Turkmenistan: Theoretically, Free Nominations and Glasnost in Elections
The state daily Neitral'nyi Turkmenistan ran an interview with parliamentary officials December 2 that purports to illustrate how elections will be free in Turkmenistan.
The only problem is that the enabling legislation to guarantee a plurality of political parties has never been passed, and every aspect of the nomination process will be at the discretion of local officials.
Last time "free" elections were held in 2007 and Gurbanguly Berdymukhahmedov handily prevailed, there were some opponents permitted to spoke at carefully-choreographed regional meetings on approved topics that gave the public a bit of a chance to vent about mismanaged agriculture or poor education. So we can expect some of that next February in the next presidential elections, but it does not appear at this time as if the all-powerful Turkmen leader will legalize any serious alternative parties, much less allow any real rival to appear on the scene.
Gurbangul Bayramov, chairman of the Mejlis (parliamentary) Committee on Work with Local Representative Government Bodies and Self-Management was interviewed by Neitral'nyi Turkmenistan and asked about participation in the elections by civic groups.
Bayramov cited the constitutional guarantee for citizens to "create political parties" (note the plural) and other civic associations and the obligation for them to "conduct their activity under the law". So in theory, people could just form a group and show up -- except there is no law to govern them.
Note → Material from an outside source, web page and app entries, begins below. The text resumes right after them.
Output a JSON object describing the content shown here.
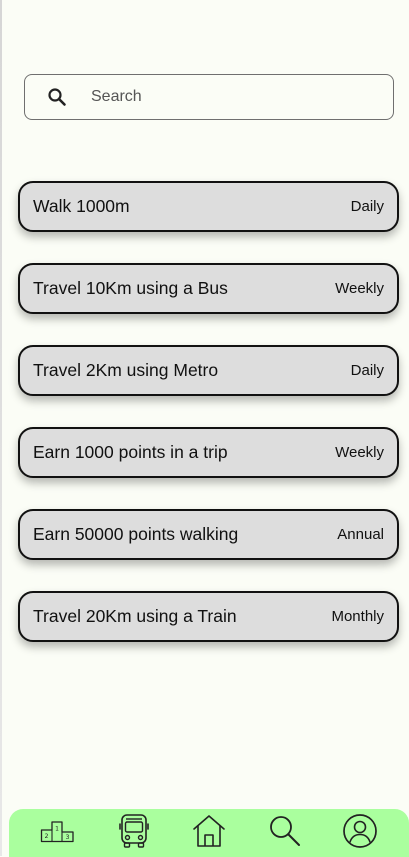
{
  "search": {
    "placeholder": "Search",
    "icon": "search-icon"
  },
  "challenges": [
    {
      "title": "Walk 1000m",
      "frequency": "Daily"
    },
    {
      "title": "Travel 10Km using a Bus",
      "frequency": "Weekly"
    },
    {
      "title": "Travel 2Km using Metro",
      "frequency": "Daily"
    },
    {
      "title": "Earn 1000 points in a trip",
      "frequency": "Weekly"
    },
    {
      "title": "Earn 50000 points walking",
      "frequency": "Annual"
    },
    {
      "title": "Travel 20Km using a Train",
      "frequency": "Monthly"
    }
  ],
  "bottom_nav": {
    "items": [
      {
        "icon": "podium-icon",
        "podium_labels": [
          "2",
          "1",
          "3"
        ]
      },
      {
        "icon": "bus-icon"
      },
      {
        "icon": "home-icon"
      },
      {
        "icon": "search-icon"
      },
      {
        "icon": "profile-icon"
      }
    ],
    "background": "#aaff9e"
  },
  "colors": {
    "page_background": "#fbfdf6",
    "card_background": "#dddddd",
    "card_border": "#111111"
  }
}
The law on civic associations permits citizens to "create associations on the basis of common interests to achieve common goals." But they must register at the Ministry of Justice -- and there's the hitch -- officials will only legalize those organizations that are loyal to the government.
The Law on the Elections of the President of Turkmenistan says that political parties and civic associations have the right to appoint national observers, nominate their representatives to electoral commissions at all levels and nominate candidates as president. Getting your group a spot on the electoral commissions is vital, as these bodies determine the real conditions for elections. But this is another level where state loyalists will ensure conformity with the regime's wishes.
The law theoretically allows political parties and civic associations the right to conduct campaigns and "freely and comprehensively discuss the electoral programs of candidates, their political, business and personal qualities." Yet if there were any protest rallies complaining about the current president, of the sort seen in Russia this week, they would likely be rapidly dispersed by police as "disturbance of the peace."
Neitral'niy Turkmenistan also interviewed Shirin Ahmedova, the former head of the Presidential Institute for Democracy and Human Rights, who is now a member of the Mejlis Committee on Local Representative Government and Self-Management. She said that people who live in the same district can form a group of voters, and after registering in the appropriate electoral commission, take part in elections on an equal basis with civic organizations. So that means in theory, even if you don't have a party or a civic group, you could form a district-based voters' group and run a candidate. But the brave few who tried this in the past either found themselves not registered on technicalities or even arrested.
Another potential damper on participation in a meeting to nominate an opposition candidate -- all participants must register with their name, date of birth, and place of residence.
A headline on the Russian edition of the official website used the same word which Soviet President Mikhail Gorbachev popularized in the 1980s: "Glasnost (openness) is a Guarantee for Free Elections." The article said national and foreign election observers would be allowed, and both Turkmen and foreign press could cover the elections.
To avoid a conflict of interest, government officials, judges, prosecutors, members of electoral commissions and the presidential candidates themselves cannot serve as election observers. Foreign election observers may be invited, however they cannot "conduct activity not related to the observation of the preparation and conducting of the elections" or risk losing their accreditation. They must also adhere to a strict time period. That's clearly to prevent any outside organizations that might train campaign managers and candidates, rather than just stick to a strict observation role. But as we know from WikiLeaks, USAID and other agencies have come and gone in Turkmenistan for years and held numerous trainings, so far with little effect.